This op-ed was originally published in The Globe and Mail on October 11, 2018.
Canadian Industrial Outlook
The tentative United States-Mexico-Canada Agreement (USMCA) does not provide full satisfaction to the demands of any of the interested parties. This outcome, however, is a good sign. It suggests that all parties involved had to make some hard decisions and compromises on their bargaining positions. For Canada, there is much to like about the new agreement, and some reasons for concern. The concessions made to the United States on loosening access to Canada’s supply-managed industries − and, in particular, the dairy sector − are not one of the those.
The most important aspect of the USMCA for Canada is the stability the agreement brings and the expected impact this stability will have on business investment. Despite record-low unemployment rates and clear indications that businesses are operating at full capacity, business investment was so anemic last year that the productive capital stock was unchanged. Uncertainty regarding the renegotiation of the North American free-trade agreement was a key factor influencing the weakness in business spending.
The retention of the dispute-resolution mechanism is another clear win for Canada. This provision allows companies hurt by tariffs imposed by one country to appeal to a multinational panel. Given the continuance of tariffs on Canadian steel, aluminum and softwood lumber, this is clearly a valuable process. The terms of the deal are also expected to improve the attractiveness of both Canada and the United States, relative to Mexico, as destinations for auto-related investment.
Despite these clear benefits, the potential negative impact of the deal on Canada’s dairy industry is a commonly cited concern. However, the USMCA will not spell the end of supply management. Instead, this agreement continues a pattern of recent trade agreements, such as the Canada-EU Comprehensive Economic and Trade Agreement and the Comprehensive and Progressive Agreement for Trans-Pacific Partnership, which have gradually chipped away at Canada’s supply-management system. The USMCA will give U.S. dairy producers duty-free access to 3.6 per cent of the Canadian market and increase proportionately the access of Canadian producers to the U.S. market.
Farm-gate sales of milk in Canada were $6.6-billion in 2017. The proposed deal may cause the loss of, at worst, about $240-million in domestic sales for farmers. However, those losses may not occur if Canadian producers are able to increase their exports into the United States. The United States imported US$2.8 billion in dairy products in 2017, of which only US$309-million came from Canada.

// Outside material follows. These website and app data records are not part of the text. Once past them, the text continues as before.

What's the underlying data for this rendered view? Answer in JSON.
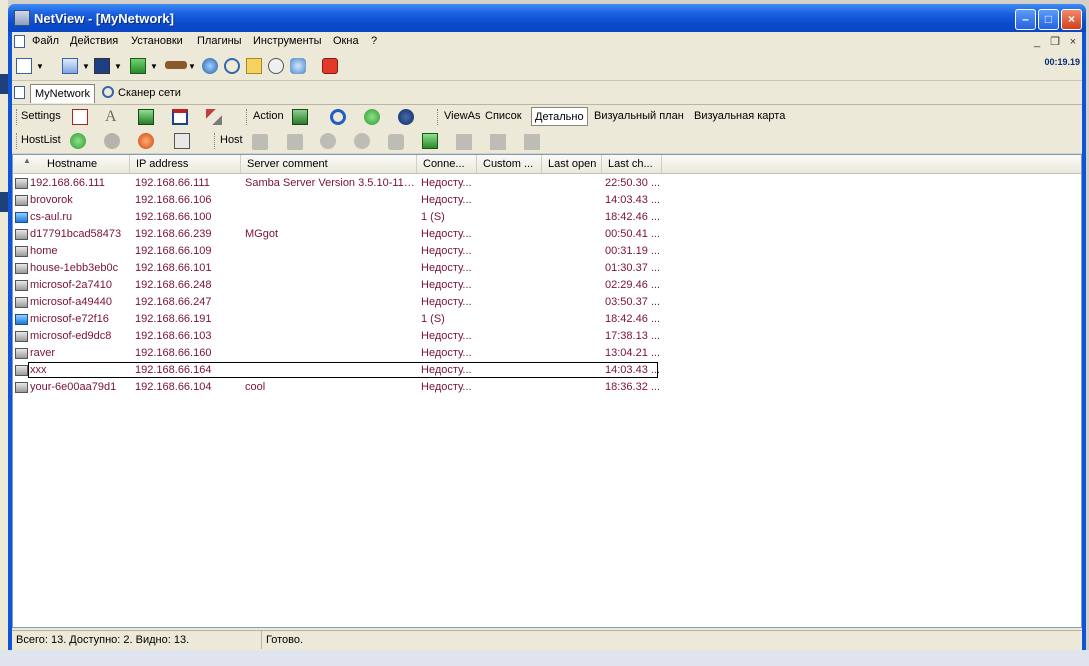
{
  "window": {
    "title": "NetView - [MyNetwork]"
  },
  "menu": [
    "Файл",
    "Действия",
    "Установки",
    "Плагины",
    "Инструменты",
    "Окна",
    "?"
  ],
  "toolbar": {
    "clock": "00:19.19"
  },
  "tabs": [
    "MyNetwork",
    "Сканер сети"
  ],
  "row1": {
    "settings": "Settings",
    "action": "Action",
    "viewas": "ViewAs",
    "views": [
      "Список",
      "Детально",
      "Визуальный план",
      "Визуальная карта"
    ]
  },
  "row2": {
    "hostlist": "HostList",
    "host": "Host"
  },
  "columns": [
    "Hostname",
    "IP address",
    "Server comment",
    "Conne...",
    "Custom ...",
    "Last open",
    "Last ch..."
  ],
  "rows": [
    {
      "host": "192.168.66.111",
      "ip": "192.168.66.111",
      "comment": "Samba Server Version 3.5.10-114....",
      "conn": "Недосту...",
      "last": "22:50.30 ...",
      "icon": "gray"
    },
    {
      "host": "brovorok",
      "ip": "192.168.66.106",
      "comment": "",
      "conn": "Недосту...",
      "last": "14:03.43 ...",
      "icon": "gray"
    },
    {
      "host": "cs-aul.ru",
      "ip": "192.168.66.100",
      "comment": "",
      "conn": "1 (S)",
      "last": "18:42.46 ...",
      "icon": "blue"
    },
    {
      "host": "d17791bcad58473",
      "ip": "192.168.66.239",
      "comment": "MGgot",
      "conn": "Недосту...",
      "last": "00:50.41 ...",
      "icon": "gray"
    },
    {
      "host": "home",
      "ip": "192.168.66.109",
      "comment": "",
      "conn": "Недосту...",
      "last": "00:31.19 ...",
      "icon": "gray"
    },
    {
      "host": "house-1ebb3eb0c",
      "ip": "192.168.66.101",
      "comment": "",
      "conn": "Недосту...",
      "last": "01:30.37 ...",
      "icon": "gray"
    },
    {
      "host": "microsof-2a7410",
      "ip": "192.168.66.248",
      "comment": "",
      "conn": "Недосту...",
      "last": "02:29.46 ...",
      "icon": "gray"
    },
    {
      "host": "microsof-a49440",
      "ip": "192.168.66.247",
      "comment": "",
      "conn": "Недосту...",
      "last": "03:50.37 ...",
      "icon": "gray"
    },
    {
      "host": "microsof-e72f16",
      "ip": "192.168.66.191",
      "comment": "",
      "conn": "1 (S)",
      "last": "18:42.46 ...",
      "icon": "blue"
    },
    {
      "host": "microsof-ed9dc8",
      "ip": "192.168.66.103",
      "comment": "",
      "conn": "Недосту...",
      "last": "17:38.13 ...",
      "icon": "gray"
    },
    {
      "host": "raver",
      "ip": "192.168.66.160",
      "comment": "",
      "conn": "Недосту...",
      "last": "13:04.21 ...",
      "icon": "gray"
    },
    {
      "host": "xxx",
      "ip": "192.168.66.164",
      "comment": "",
      "conn": "Недосту...",
      "last": "14:03.43 ...",
      "icon": "gray",
      "selected": true
    },
    {
      "host": "your-6e00aa79d1",
      "ip": "192.168.66.104",
      "comment": "cool",
      "conn": "Недосту...",
      "last": "18:36.32 ...",
      "icon": "gray"
    }
  ],
  "status": {
    "counts": "Всего: 13. Доступно: 2. Видно: 13.",
    "state": "Готово."
  }
}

More importantly, why did Canada fight so hard to keep most of its supply-management policies? The dairy supply-management system imposes clear costs on both consumers and producers. The size of the subsidy varies over time, but each Canadian household pays $200-$300 a year more for their dairy products than they should. According to Conference Board of Canada research, the supply-management policy adds up to more than $2-billion annually, with the costs being disproportionately borne by lower-income households.
Although producers benefit from this arrangement in terms of providing stable incomes, supply management cuts them off from global markets. Because the World Trade Organization considers supply management to be a subsidy, market access for Canadian producers is very limited. The end result is that Canadian dairy producers have not been able to benefit from surging global demand for dairy products. Global exports of dairy products totalled US$61-billion last year, with Canada accounting for less than 1 per cent of the total.
With the negotiations for the USMCA now concluded, Canada has overlooked yet another opportunity to make significant changes to its supply-management system. We continue to expend considerable political capital on the world stage to protect an inequitable system that benefits a few at significant cost to millions of Canadian households. It begs the question: What did we give up during the USMCA negotiations to maintain the status quo in dairy?